As usual lately, I got some stuff to promote.
My novel Promises Stronger Than Darkness comes out on April 11, in just under two weeks. This is the third book of the trilogy that began with Victories Greater Than Death back in 2021. You might recall that Tina Mains left Earth to reclaim the legacy of the alien superhero she was cloned from — and without going into spoiler territory, that sure turned out great for Tina. Now all my teenage characters are facing the end of the entire galaxy and a fascist takeover, and it's getting kinda real. I'm super proud of how this trilogy came together and I feel like it reads as one huge, but also very personal, story of growing up and trying to make sense of a world that was broken a long time ago.
Then there are the comics.

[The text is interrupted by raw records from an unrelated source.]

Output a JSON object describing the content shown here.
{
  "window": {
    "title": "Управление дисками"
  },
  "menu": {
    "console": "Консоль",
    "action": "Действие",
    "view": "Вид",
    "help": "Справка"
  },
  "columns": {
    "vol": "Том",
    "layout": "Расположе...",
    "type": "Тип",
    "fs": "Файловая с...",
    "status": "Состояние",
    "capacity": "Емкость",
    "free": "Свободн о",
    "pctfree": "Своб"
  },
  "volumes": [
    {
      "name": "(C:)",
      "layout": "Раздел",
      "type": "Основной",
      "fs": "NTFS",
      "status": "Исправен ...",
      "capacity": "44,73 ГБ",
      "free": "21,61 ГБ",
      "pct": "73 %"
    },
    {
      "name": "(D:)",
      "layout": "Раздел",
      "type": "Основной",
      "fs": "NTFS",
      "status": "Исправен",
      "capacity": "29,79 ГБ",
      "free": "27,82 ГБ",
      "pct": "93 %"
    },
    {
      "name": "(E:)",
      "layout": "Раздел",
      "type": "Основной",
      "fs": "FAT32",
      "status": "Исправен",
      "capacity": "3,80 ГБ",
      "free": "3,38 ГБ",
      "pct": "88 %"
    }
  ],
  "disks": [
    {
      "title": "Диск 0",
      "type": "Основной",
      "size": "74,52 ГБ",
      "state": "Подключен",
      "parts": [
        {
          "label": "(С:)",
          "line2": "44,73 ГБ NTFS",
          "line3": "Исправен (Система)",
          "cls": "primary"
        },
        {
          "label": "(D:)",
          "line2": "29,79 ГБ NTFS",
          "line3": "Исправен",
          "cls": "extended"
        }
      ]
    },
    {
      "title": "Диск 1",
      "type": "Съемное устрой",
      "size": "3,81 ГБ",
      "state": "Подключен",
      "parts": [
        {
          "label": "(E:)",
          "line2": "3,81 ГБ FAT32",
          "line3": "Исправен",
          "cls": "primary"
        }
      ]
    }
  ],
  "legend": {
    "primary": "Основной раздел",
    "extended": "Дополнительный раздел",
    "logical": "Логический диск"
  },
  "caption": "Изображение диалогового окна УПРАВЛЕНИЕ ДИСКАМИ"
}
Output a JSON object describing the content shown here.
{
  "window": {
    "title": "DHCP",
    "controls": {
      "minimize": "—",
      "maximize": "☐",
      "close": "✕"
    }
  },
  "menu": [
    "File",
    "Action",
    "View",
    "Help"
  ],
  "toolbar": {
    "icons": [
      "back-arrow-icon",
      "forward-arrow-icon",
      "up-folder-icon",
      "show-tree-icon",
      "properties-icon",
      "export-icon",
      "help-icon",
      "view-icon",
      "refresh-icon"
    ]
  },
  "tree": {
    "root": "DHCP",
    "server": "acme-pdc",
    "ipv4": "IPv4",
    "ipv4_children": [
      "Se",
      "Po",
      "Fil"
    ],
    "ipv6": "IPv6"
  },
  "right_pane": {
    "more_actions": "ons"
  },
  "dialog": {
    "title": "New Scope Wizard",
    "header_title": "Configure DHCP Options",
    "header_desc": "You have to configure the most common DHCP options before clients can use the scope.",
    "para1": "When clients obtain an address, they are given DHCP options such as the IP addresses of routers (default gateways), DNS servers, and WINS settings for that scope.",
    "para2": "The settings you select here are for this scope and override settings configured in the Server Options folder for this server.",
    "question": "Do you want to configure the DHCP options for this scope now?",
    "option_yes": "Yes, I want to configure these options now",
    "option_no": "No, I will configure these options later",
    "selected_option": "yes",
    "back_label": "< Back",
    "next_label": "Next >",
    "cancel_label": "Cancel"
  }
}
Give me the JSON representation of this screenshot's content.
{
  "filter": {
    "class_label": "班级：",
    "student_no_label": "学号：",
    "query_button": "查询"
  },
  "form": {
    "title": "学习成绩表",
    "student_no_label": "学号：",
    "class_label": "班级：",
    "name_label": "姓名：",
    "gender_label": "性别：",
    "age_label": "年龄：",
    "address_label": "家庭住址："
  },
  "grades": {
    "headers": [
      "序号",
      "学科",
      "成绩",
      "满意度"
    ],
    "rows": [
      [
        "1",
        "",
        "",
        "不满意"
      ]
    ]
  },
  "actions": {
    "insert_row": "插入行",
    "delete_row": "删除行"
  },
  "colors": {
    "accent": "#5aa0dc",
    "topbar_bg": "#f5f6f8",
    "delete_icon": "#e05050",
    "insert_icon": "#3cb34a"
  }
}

You might already know I co-created a new hero for Marvel Comics a while back, called Escapade. She debuted in Marvel Voices: Pride 2022, which you can still find on Marvel Unlimited but is otherwise out of print. After that, Escapade appeared in New Mutants 31-33, which I wrote — and as of last week, those issues are now collected in a trade paperback called New Mutants Vol. 4, along with two other great issues written by Vita Ayala, Alyssa Wong and Danny Lore, and drawn by a host of amazing artists.
I'm now writing Escapade in a miniseries called New Mutants: Lethal Legion. The first issue came out recently and you can still find it everywhere — if your local comics shop doesn't have copies, they can order it for you. AIPTComics called Lethal Legion #1 the best comic of the week.
I'd really like to keep writing about Escapade, Morgan, Cerebella and the rest of these folks, but that probably won't happen unless people buy these comics!